━━━ RECORDS TO PROCESS ━━━

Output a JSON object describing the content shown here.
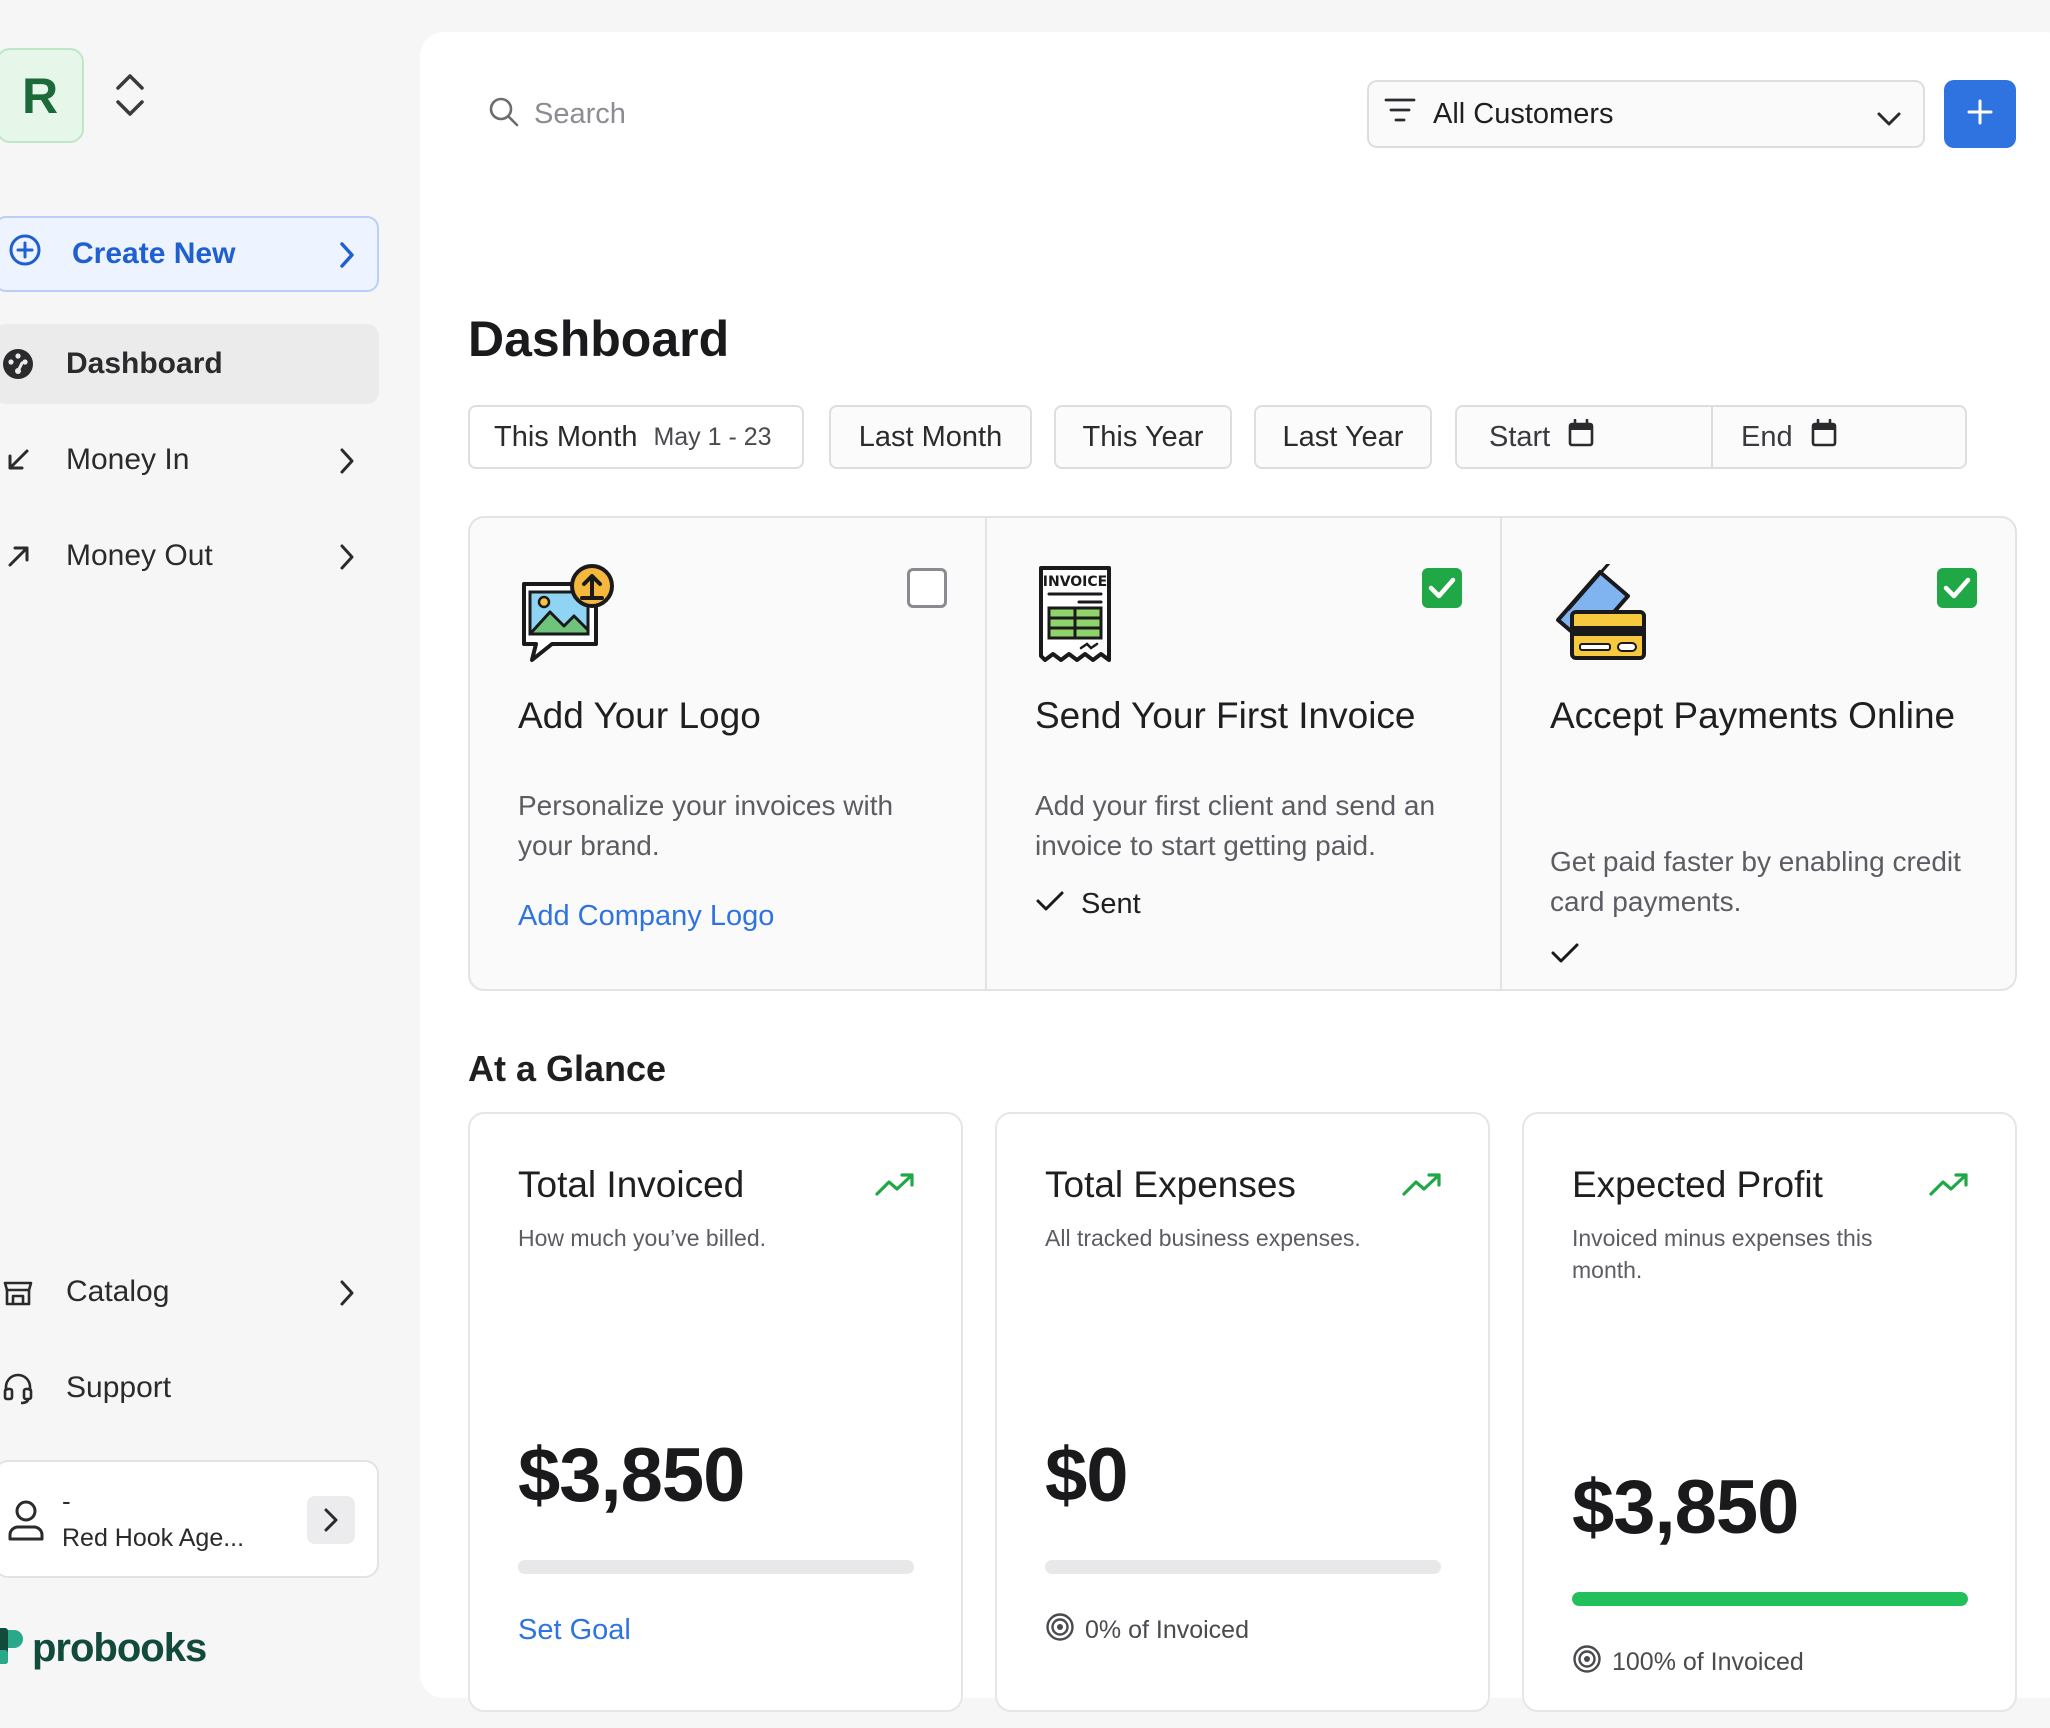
{
  "sidebar": {
    "org_initial": "R",
    "create_new_label": "Create New",
    "nav_items": [
      {
        "label": "Dashboard",
        "icon": "dashboard-icon",
        "active": true
      },
      {
        "label": "Money In",
        "icon": "arrow-down-left-icon"
      },
      {
        "label": "Money Out",
        "icon": "arrow-up-right-icon"
      }
    ],
    "bottom_items": [
      {
        "label": "Catalog",
        "icon": "storefront-icon"
      },
      {
        "label": "Support",
        "icon": "headset-icon"
      }
    ],
    "user": {
      "line1": "-",
      "name": "Red Hook Age..."
    },
    "brand": "probooks"
  },
  "header": {
    "search_placeholder": "Search",
    "customer_filter": "All Customers"
  },
  "page_title": "Dashboard",
  "date_filters": {
    "this_month": "This Month",
    "this_month_range": "May 1 - 23",
    "last_month": "Last Month",
    "this_year": "This Year",
    "last_year": "Last Year",
    "start": "Start",
    "end": "End"
  },
  "setup_steps": [
    {
      "title": "Add Your Logo",
      "description": "Personalize your invoices with your brand.",
      "action": "Add Company Logo",
      "done": false
    },
    {
      "title": "Send Your First Invoice",
      "description": "Add your first client and send an invoice to start getting paid.",
      "status": "Sent",
      "done": true
    },
    {
      "title": "Accept Payments Online",
      "description": "Get paid faster by enabling credit card payments.",
      "status": "",
      "done": true
    }
  ],
  "glance": {
    "title": "At a Glance",
    "cards": [
      {
        "title": "Total Invoiced",
        "subtitle": "How much you’ve billed.",
        "value": "$3,850",
        "progress": 0,
        "link": "Set Goal"
      },
      {
        "title": "Total Expenses",
        "subtitle": "All tracked business expenses.",
        "value": "$0",
        "progress": 0,
        "pct_label": "0% of Invoiced"
      },
      {
        "title": "Expected Profit",
        "subtitle": "Invoiced minus expenses this month.",
        "value": "$3,850",
        "progress": 1.0,
        "pct_label": "100% of Invoiced"
      }
    ]
  },
  "colors": {
    "accent": "#2f73e0",
    "success": "#1fa845",
    "progress_fill": "#22c05a",
    "trend": "#1fa845"
  }
}
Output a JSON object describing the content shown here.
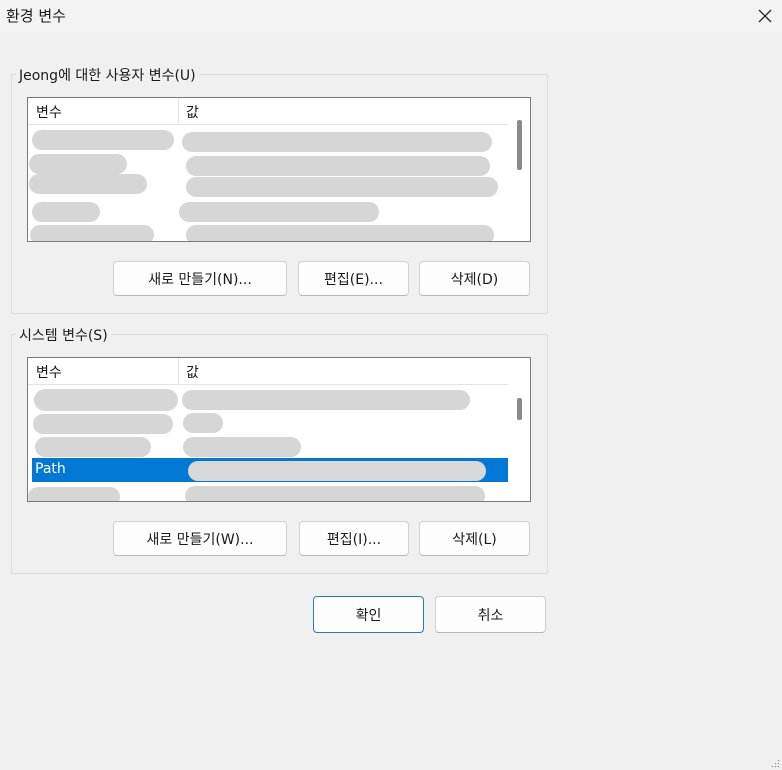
{
  "window": {
    "title": "환경 변수"
  },
  "user_group": {
    "label": "Jeong에 대한 사용자 변수(U)",
    "columns": [
      "변수",
      "값"
    ],
    "buttons": {
      "new": "새로 만들기(N)...",
      "edit": "편집(E)...",
      "delete": "삭제(D)"
    }
  },
  "system_group": {
    "label": "시스템 변수(S)",
    "columns": [
      "변수",
      "값"
    ],
    "selected_row": {
      "variable": "Path"
    },
    "buttons": {
      "new": "새로 만들기(W)...",
      "edit": "편집(I)...",
      "delete": "삭제(L)"
    }
  },
  "dialog_buttons": {
    "ok": "확인",
    "cancel": "취소"
  },
  "icons": {
    "close": "close-icon",
    "resize_grip": "resize-grip-icon"
  },
  "colors": {
    "selection": "#0078d4",
    "primary_border": "#2a7ab8"
  }
}
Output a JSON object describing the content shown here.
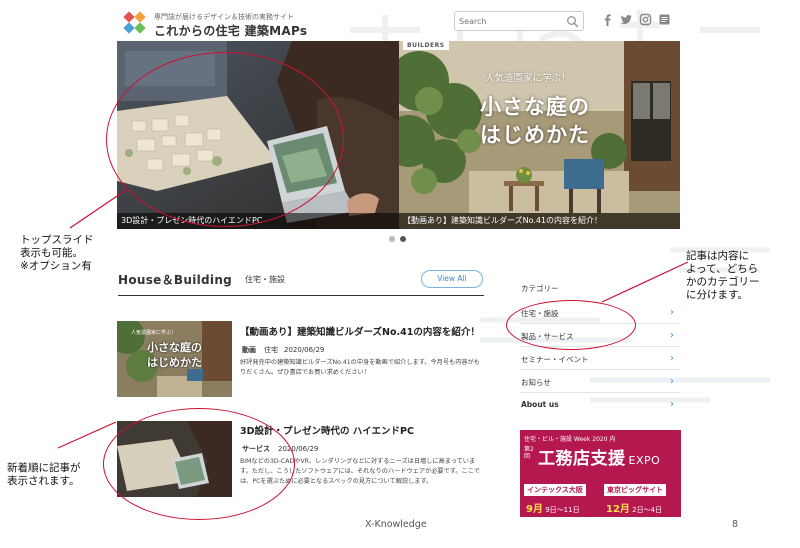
{
  "header": {
    "logo_tagline": "専門誌が届けるデザイン＆技術の実務サイト",
    "logo_name": "これからの住宅 建築MAPs",
    "search_placeholder": "Search",
    "social_icons": [
      "facebook-icon",
      "twitter-icon",
      "instagram-icon",
      "feed-icon"
    ]
  },
  "hero": {
    "slides": [
      {
        "caption": "3D設計・プレゼン時代のハイエンドPC"
      },
      {
        "badge": "BUILDERS",
        "kicker": "人気造園家に学ぶ！",
        "title_line1": "小さな庭の",
        "title_line2": "はじめかた",
        "caption": "【動画あり】建築知識ビルダーズNo.41の内容を紹介！"
      }
    ],
    "dots": 2,
    "active_dot": 1
  },
  "section": {
    "title": "House＆Building",
    "subtitle": "住宅・施設",
    "view_all_label": "View All"
  },
  "articles": [
    {
      "title": "【動画あり】建築知識ビルダーズNo.41の内容を紹介！",
      "category": "動画",
      "subcategory": "住宅",
      "date": "2020/06/29",
      "thumb_kicker": "人気造園家に学ぶ！",
      "thumb_title1": "小さな庭の",
      "thumb_title2": "はじめかた",
      "description": "好評発売中の建築知識ビルダーズNo.41の中身を動画で紹介します。今月号も内容がもりだくさん。ぜひ書店でお買い求めください！"
    },
    {
      "title": "3D設計・プレゼン時代の ハイエンドPC",
      "category": "サービス",
      "date": "2020/06/29",
      "description": "BIMなどの3D-CADやVR、レンダリングなどに対するニーズは日増しに高まっています。ただし、こうしたソフトウェアには、それなりのハードウェアが必要です。ここでは、PCを選ぶために必要となるスペックの見方について解説します。"
    }
  ],
  "sidebar": {
    "heading": "カテゴリー",
    "items": [
      {
        "label": "住宅・施設"
      },
      {
        "label": "製品・サービス"
      },
      {
        "label": "セミナー・イベント"
      },
      {
        "label": "お知らせ"
      },
      {
        "label": "About us"
      }
    ]
  },
  "ad": {
    "top_line": "住宅・ビル・施設 Week 2020 内",
    "edition": "第2回",
    "main": "工務店支援",
    "expo": "EXPO",
    "tag1": "インテックス大阪",
    "tag2": "東京ビッグサイト",
    "date1_month": "9月",
    "date1_days": "9日〜11日",
    "date2_month": "12月",
    "date2_days": "2日〜4日"
  },
  "annotations": {
    "top_slide": [
      "トップスライド",
      "表示も可能。",
      "※オプション有"
    ],
    "category": [
      "記事は内容に",
      "よって、どちら",
      "かのカテゴリー",
      "に分けます。"
    ],
    "new_order": [
      "新着順に記事が",
      "表示されます。"
    ]
  },
  "footer": {
    "publisher": "X-Knowledge",
    "page_number": "8"
  },
  "colors": {
    "accent_blue": "#3d8bd1",
    "annotation_red": "#cc1133",
    "ad_magenta": "#b5174f",
    "ad_yellow": "#ffe24a"
  }
}
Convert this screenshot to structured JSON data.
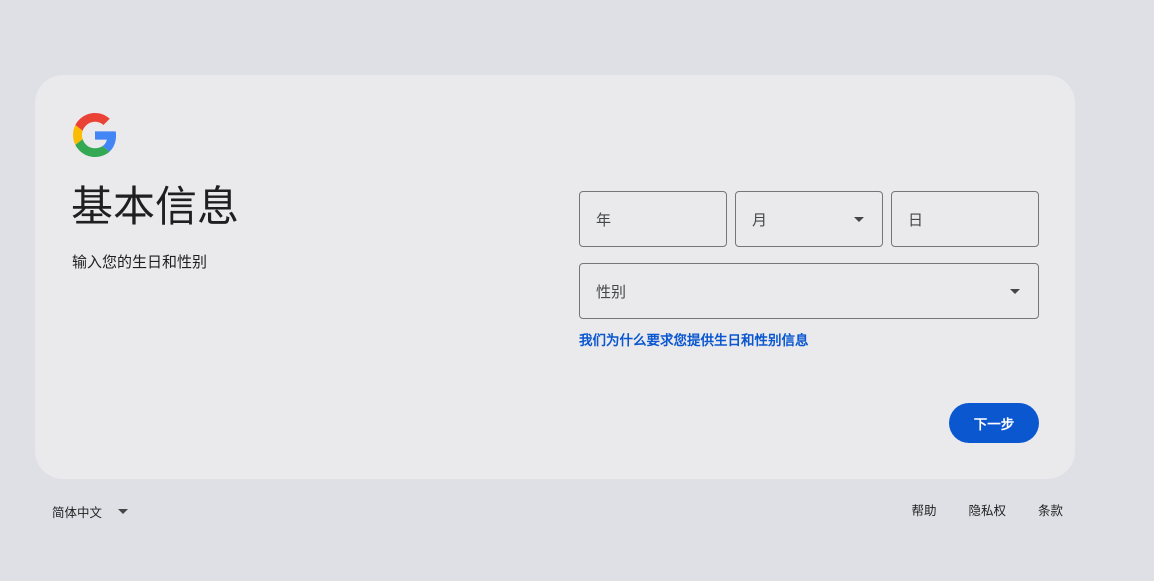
{
  "brand": {
    "logo_icon": "google-g-icon",
    "colors": {
      "blue": "#4285F4",
      "red": "#EA4335",
      "yellow": "#FBBC05",
      "green": "#34A853",
      "accent": "#0b57d0"
    }
  },
  "header": {
    "title": "基本信息",
    "subtitle": "输入您的生日和性别"
  },
  "form": {
    "year": {
      "label": "年",
      "value": ""
    },
    "month": {
      "label": "月",
      "value": ""
    },
    "day": {
      "label": "日",
      "value": ""
    },
    "gender": {
      "label": "性别",
      "value": ""
    },
    "why_link": "我们为什么要求您提供生日和性别信息",
    "next_label": "下一步"
  },
  "footer": {
    "language": "简体中文",
    "links": {
      "help": "帮助",
      "privacy": "隐私权",
      "terms": "条款"
    }
  }
}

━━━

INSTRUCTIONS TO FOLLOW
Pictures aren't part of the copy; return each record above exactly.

OUTPUT BELOW
Output a JSON object describing the content shown here.
{
  "sidebar": {
    "org_initial": "R",
    "create_new_label": "Create New",
    "nav_items": [
      {
        "label": "Dashboard",
        "icon": "dashboard-icon",
        "active": true
      },
      {
        "label": "Money In",
        "icon": "arrow-down-left-icon"
      },
      {
        "label": "Money Out",
        "icon": "arrow-up-right-icon"
      }
    ],
    "bottom_items": [
      {
        "label": "Catalog",
        "icon": "storefront-icon"
      },
      {
        "label": "Support",
        "icon": "headset-icon"
      }
    ],
    "user": {
      "line1": "-",
      "name": "Red Hook Age..."
    },
    "brand": "probooks"
  },
  "header": {
    "search_placeholder": "Search",
    "customer_filter": "All Customers"
  },
  "page_title": "Dashboard",
  "date_filters": {
    "this_month": "This Month",
    "this_month_range": "May 1 - 23",
    "last_month": "Last Month",
    "this_year": "This Year",
    "last_year": "Last Year",
    "start": "Start",
    "end": "End"
  },
  "setup_steps": [
    {
      "title": "Add Your Logo",
      "description": "Personalize your invoices with your brand.",
      "action": "Add Company Logo",
      "done": false
    },
    {
      "title": "Send Your First Invoice",
      "description": "Add your first client and send an invoice to start getting paid.",
      "status": "Sent",
      "done": true
    },
    {
      "title": "Accept Payments Online",
      "description": "Get paid faster by enabling credit card payments.",
      "status": "",
      "done": true
    }
  ],
  "glance": {
    "title": "At a Glance",
    "cards": [
      {
        "title": "Total Invoiced",
        "subtitle": "How much you’ve billed.",
        "value": "$3,850",
        "progress": 0,
        "link": "Set Goal"
      },
      {
        "title": "Total Expenses",
        "subtitle": "All tracked business expenses.",
        "value": "$0",
        "progress": 0,
        "pct_label": "0% of Invoiced"
      },
      {
        "title": "Expected Profit",
        "subtitle": "Invoiced minus expenses this month.",
        "value": "$3,850",
        "progress": 1.0,
        "pct_label": "100% of Invoiced"
      }
    ]
  },
  "colors": {
    "accent": "#2f73e0",
    "success": "#1fa845",
    "progress_fill": "#22c05a",
    "trend": "#1fa845"
  }
}
Output a JSON object describing the content shown here.
{
  "window": {
    "title": "환경 변수"
  },
  "user_group": {
    "label": "Jeong에 대한 사용자 변수(U)",
    "columns": [
      "변수",
      "값"
    ],
    "buttons": {
      "new": "새로 만들기(N)...",
      "edit": "편집(E)...",
      "delete": "삭제(D)"
    }
  },
  "system_group": {
    "label": "시스템 변수(S)",
    "columns": [
      "변수",
      "값"
    ],
    "selected_row": {
      "variable": "Path"
    },
    "buttons": {
      "new": "새로 만들기(W)...",
      "edit": "편집(I)...",
      "delete": "삭제(L)"
    }
  },
  "dialog_buttons": {
    "ok": "확인",
    "cancel": "취소"
  },
  "icons": {
    "close": "close-icon",
    "resize_grip": "resize-grip-icon"
  },
  "colors": {
    "selection": "#0078d4",
    "primary_border": "#2a7ab8"
  }
}
Output a JSON object describing the content shown here.
{
  "header": {
    "logo_tagline": "専門誌が届けるデザイン＆技術の実務サイト",
    "logo_name": "これからの住宅 建築MAPs",
    "search_placeholder": "Search",
    "social_icons": [
      "facebook-icon",
      "twitter-icon",
      "instagram-icon",
      "feed-icon"
    ]
  },
  "hero": {
    "slides": [
      {
        "caption": "3D設計・プレゼン時代のハイエンドPC"
      },
      {
        "badge": "BUILDERS",
        "kicker": "人気造園家に学ぶ！",
        "title_line1": "小さな庭の",
        "title_line2": "はじめかた",
        "caption": "【動画あり】建築知識ビルダーズNo.41の内容を紹介！"
      }
    ],
    "dots": 2,
    "active_dot": 1
  },
  "section": {
    "title": "House＆Building",
    "subtitle": "住宅・施設",
    "view_all_label": "View All"
  },
  "articles": [
    {
      "title": "【動画あり】建築知識ビルダーズNo.41の内容を紹介！",
      "category": "動画",
      "subcategory": "住宅",
      "date": "2020/06/29",
      "thumb_kicker": "人気造園家に学ぶ！",
      "thumb_title1": "小さな庭の",
      "thumb_title2": "はじめかた",
      "description": "好評発売中の建築知識ビルダーズNo.41の中身を動画で紹介します。今月号も内容がもりだくさん。ぜひ書店でお買い求めください！"
    },
    {
      "title": "3D設計・プレゼン時代の ハイエンドPC",
      "category": "サービス",
      "date": "2020/06/29",
      "description": "BIMなどの3D-CADやVR、レンダリングなどに対するニーズは日増しに高まっています。ただし、こうしたソフトウェアには、それなりのハードウェアが必要です。ここでは、PCを選ぶために必要となるスペックの見方について解説します。"
    }
  ],
  "sidebar": {
    "heading": "カテゴリー",
    "items": [
      {
        "label": "住宅・施設"
      },
      {
        "label": "製品・サービス"
      },
      {
        "label": "セミナー・イベント"
      },
      {
        "label": "お知らせ"
      },
      {
        "label": "About us"
      }
    ]
  },
  "ad": {
    "top_line": "住宅・ビル・施設 Week 2020 内",
    "edition": "第2回",
    "main": "工務店支援",
    "expo": "EXPO",
    "tag1": "インテックス大阪",
    "tag2": "東京ビッグサイト",
    "date1_month": "9月",
    "date1_days": "9日〜11日",
    "date2_month": "12月",
    "date2_days": "2日〜4日"
  },
  "annotations": {
    "top_slide": [
      "トップスライド",
      "表示も可能。",
      "※オプション有"
    ],
    "category": [
      "記事は内容に",
      "よって、どちら",
      "かのカテゴリー",
      "に分けます。"
    ],
    "new_order": [
      "新着順に記事が",
      "表示されます。"
    ]
  },
  "footer": {
    "publisher": "X-Knowledge",
    "page_number": "8"
  },
  "colors": {
    "accent_blue": "#3d8bd1",
    "annotation_red": "#cc1133",
    "ad_magenta": "#b5174f",
    "ad_yellow": "#ffe24a"
  }
}
Convert this screenshot to structured JSON data.
{
  "brand": {
    "logo_icon": "google-g-icon",
    "colors": {
      "blue": "#4285F4",
      "red": "#EA4335",
      "yellow": "#FBBC05",
      "green": "#34A853",
      "accent": "#0b57d0"
    }
  },
  "header": {
    "title": "基本信息",
    "subtitle": "输入您的生日和性别"
  },
  "form": {
    "year": {
      "label": "年",
      "value": ""
    },
    "month": {
      "label": "月",
      "value": ""
    },
    "day": {
      "label": "日",
      "value": ""
    },
    "gender": {
      "label": "性别",
      "value": ""
    },
    "why_link": "我们为什么要求您提供生日和性别信息",
    "next_label": "下一步"
  },
  "footer": {
    "language": "简体中文",
    "links": {
      "help": "帮助",
      "privacy": "隐私权",
      "terms": "条款"
    }
  }
}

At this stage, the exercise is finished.